Each line in the entries below that holds the string "설정파일" is to be listed.

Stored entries
* * *
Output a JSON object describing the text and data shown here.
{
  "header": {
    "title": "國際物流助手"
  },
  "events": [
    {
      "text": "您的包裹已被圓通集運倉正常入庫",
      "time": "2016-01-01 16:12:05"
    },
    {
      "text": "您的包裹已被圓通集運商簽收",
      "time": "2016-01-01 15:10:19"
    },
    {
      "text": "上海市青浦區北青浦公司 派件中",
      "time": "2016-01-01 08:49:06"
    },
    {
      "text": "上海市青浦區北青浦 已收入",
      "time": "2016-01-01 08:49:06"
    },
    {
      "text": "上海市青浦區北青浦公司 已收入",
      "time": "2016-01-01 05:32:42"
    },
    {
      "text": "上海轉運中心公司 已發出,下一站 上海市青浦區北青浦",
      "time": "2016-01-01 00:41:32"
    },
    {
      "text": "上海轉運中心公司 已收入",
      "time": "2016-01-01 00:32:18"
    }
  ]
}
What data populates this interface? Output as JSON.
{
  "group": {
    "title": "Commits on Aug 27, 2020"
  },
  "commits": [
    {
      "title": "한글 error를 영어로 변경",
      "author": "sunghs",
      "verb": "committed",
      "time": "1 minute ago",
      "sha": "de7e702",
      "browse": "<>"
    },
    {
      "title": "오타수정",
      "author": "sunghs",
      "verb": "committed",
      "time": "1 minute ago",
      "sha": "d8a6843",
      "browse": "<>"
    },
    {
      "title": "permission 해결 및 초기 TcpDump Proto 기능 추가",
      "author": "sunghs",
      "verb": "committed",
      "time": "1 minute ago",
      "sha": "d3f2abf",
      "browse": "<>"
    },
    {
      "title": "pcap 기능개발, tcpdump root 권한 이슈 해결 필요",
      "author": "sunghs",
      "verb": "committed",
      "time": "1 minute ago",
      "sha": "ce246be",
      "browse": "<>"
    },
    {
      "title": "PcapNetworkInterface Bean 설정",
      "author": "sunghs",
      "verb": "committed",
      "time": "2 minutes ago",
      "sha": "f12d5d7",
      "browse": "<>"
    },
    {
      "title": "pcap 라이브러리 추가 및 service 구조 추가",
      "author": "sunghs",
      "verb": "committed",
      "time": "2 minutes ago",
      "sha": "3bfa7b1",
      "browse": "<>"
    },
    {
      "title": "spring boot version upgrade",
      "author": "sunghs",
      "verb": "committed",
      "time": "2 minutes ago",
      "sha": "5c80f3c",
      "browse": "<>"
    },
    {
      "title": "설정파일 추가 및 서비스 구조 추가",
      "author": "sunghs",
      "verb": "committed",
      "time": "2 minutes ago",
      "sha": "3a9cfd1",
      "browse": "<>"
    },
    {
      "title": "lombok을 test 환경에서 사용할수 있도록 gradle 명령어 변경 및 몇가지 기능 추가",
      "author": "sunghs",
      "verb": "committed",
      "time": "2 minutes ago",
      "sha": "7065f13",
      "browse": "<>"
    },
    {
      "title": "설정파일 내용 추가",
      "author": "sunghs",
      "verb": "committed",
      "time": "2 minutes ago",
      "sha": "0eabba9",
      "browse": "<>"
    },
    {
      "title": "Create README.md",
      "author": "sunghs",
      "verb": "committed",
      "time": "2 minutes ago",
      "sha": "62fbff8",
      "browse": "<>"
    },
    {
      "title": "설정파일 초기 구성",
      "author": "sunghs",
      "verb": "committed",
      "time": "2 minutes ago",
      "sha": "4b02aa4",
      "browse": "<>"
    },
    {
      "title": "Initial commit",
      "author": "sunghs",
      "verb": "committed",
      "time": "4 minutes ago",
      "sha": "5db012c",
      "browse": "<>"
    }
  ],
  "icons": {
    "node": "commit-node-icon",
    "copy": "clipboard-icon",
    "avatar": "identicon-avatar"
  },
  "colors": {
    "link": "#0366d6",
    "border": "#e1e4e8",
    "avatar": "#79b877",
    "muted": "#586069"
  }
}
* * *
▶ [ANSWER BELOW]
      "title": "설정파일 추가 및 서비스 구조 추가",
      "title": "설정파일 내용 추가",
      "title": "설정파일 초기 구성",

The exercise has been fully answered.